Sen. Kirsten Gillibrand D-NY is laying out aggressive stances on a slate of progressive issues as she introduces herself to Iowans on her first swing through the state after officially announcing her candidacy this past weekend.
The two-term senator and attorney, Gillibrand told dozens of people crowded into a bar in Davenport Tuesday night that climate change is "the greatest threat to humanity that exists."
To address the threats of warming temperatures and rising seas, she voiced her support for the Green New Deal, an agressive plan by congressional Democrats to drastically cut greenhouse gas emissions in the next decade.
“When John F. Kennedy said, ‘we’re putting a man on the moon in the next ten years not because it’s easy but because it’s hard,’ he didn’t know if we could get the man on the moon in ten years," she said. "We don’t know if we can get to net zero carbon emissions in ten years, but we should certainly try."
Gillibrand even called for going above and beyond the Green New Deal, which proposes considerable investments and committment from the federal government to expand renewable energy, help communities become climate-resilient and overhaul the nation's building stock, all while creating jobs and economic development.
"We, to deal with such a big problem, we need the kind of solutions that are as bold and as big as the problem that it is," she said. "I believe the Green New Deal is a very good start but it’s not enough.”
Gillibrand told the crowd she learned how to appeal to and win right-leaning voters after winning a seat in the House of Representatives in 2006, representing a district in upstate New York where Republicans outnumber Democrats. She was appointed to the U.S. Senate in 2009 to fill the vacancy left by Hillary Clinton, and was reelected to a second term in 2018.
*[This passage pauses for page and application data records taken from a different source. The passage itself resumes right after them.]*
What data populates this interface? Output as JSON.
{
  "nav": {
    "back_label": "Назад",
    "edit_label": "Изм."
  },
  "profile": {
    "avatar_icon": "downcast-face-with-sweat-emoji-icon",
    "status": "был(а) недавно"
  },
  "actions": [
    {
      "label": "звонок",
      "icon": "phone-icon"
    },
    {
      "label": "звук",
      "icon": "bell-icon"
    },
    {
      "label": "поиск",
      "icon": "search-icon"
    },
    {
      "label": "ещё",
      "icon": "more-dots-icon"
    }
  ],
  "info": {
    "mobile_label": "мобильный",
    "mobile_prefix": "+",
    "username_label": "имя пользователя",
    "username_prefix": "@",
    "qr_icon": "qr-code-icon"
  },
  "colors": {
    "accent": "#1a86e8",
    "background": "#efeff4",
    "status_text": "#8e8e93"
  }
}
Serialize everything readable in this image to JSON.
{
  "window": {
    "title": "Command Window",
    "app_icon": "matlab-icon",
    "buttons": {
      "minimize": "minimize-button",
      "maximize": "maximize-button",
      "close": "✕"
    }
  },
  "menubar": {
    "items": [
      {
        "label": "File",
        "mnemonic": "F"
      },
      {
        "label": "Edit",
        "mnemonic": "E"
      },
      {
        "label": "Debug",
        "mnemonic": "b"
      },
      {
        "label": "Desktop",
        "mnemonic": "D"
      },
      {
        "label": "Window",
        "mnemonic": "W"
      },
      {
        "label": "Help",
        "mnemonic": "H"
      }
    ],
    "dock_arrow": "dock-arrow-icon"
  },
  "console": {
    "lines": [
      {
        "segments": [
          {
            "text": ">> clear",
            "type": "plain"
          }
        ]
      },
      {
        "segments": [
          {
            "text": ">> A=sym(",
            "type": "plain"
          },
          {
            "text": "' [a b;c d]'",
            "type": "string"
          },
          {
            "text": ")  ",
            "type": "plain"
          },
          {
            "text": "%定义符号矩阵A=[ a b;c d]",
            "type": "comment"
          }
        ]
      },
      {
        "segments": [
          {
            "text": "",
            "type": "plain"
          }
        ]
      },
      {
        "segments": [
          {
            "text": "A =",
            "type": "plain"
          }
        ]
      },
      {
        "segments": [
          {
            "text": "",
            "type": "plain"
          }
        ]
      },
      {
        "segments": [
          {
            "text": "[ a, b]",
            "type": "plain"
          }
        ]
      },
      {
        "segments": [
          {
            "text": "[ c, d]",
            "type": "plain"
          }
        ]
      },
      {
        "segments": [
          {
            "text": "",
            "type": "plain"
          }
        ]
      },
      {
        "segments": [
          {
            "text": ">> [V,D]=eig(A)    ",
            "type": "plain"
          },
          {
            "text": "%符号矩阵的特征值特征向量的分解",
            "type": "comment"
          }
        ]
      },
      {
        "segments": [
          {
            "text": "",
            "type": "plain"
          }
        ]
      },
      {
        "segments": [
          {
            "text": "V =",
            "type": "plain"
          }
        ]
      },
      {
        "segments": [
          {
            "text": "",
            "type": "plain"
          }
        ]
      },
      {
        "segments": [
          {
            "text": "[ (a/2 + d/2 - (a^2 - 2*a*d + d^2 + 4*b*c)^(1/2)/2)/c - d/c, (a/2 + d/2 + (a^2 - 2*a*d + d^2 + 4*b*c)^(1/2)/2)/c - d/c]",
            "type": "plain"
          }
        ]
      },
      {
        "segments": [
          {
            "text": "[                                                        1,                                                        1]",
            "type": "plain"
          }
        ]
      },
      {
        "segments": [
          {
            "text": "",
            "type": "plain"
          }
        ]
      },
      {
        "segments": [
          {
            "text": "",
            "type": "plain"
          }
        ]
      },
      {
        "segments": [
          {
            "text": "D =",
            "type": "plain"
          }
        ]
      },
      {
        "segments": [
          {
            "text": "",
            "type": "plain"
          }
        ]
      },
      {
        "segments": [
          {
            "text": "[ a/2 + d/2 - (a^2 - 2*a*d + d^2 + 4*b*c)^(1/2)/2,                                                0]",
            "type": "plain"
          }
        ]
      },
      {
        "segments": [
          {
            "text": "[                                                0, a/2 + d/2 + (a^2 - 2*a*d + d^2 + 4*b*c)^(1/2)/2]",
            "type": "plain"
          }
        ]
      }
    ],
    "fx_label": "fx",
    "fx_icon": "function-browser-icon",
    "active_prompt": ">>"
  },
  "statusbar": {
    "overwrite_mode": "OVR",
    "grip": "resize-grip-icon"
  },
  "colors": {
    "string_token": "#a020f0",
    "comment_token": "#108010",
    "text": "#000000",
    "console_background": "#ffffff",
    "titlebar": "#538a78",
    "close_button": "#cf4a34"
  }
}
Gillibrand also said she’d be a moral leader, outlining her plans to implement Medicare for All, roll back Trump-era immigration and social policies. Gillibrand said she'd allow more refugees to resettle in the country, make a pathway to citizenship for unauthorized immigrants living in the country, and stand up to international adversaries.
"We need to ask more of our friends, of our allies," she said. "This president will not stand up to [Russian President] Putin. He will not stand up to the Saudis. He does not stand up to anyone that he should. And I promise you, I will."
Davenport resident Renee Simmons says she was struck by Gillibrand's tenacity and enthusiasm. She's the first candidate Simmons has come out to see. Simmons says she's still on the fence this cycle. After seeing Hillary Clinton lose the election in 2016, she says she's worried about whether the New York Democrat has what it takes to get the party back in the Oval Office.
"My question is, what makes her think, not being a pessimist or anything, but what makes her think that she can beat him, versus Hillary? Because Hillary had a lot of credentials behind her, very educated, very qualified," she said.
Simmons says she's discouraged by the division she sees in the country in the wake of the 2016 election. She wants to see Americans set aside their personal differences, and come together to vote President Donald Trump out of office.
"I don't think beating him is the problem because he didn't win the last time," she said, referencing Trump's loss of the popular vote by some 2.8 million votes. "I just feel as though we need to do something different. We need to move forward, we really do."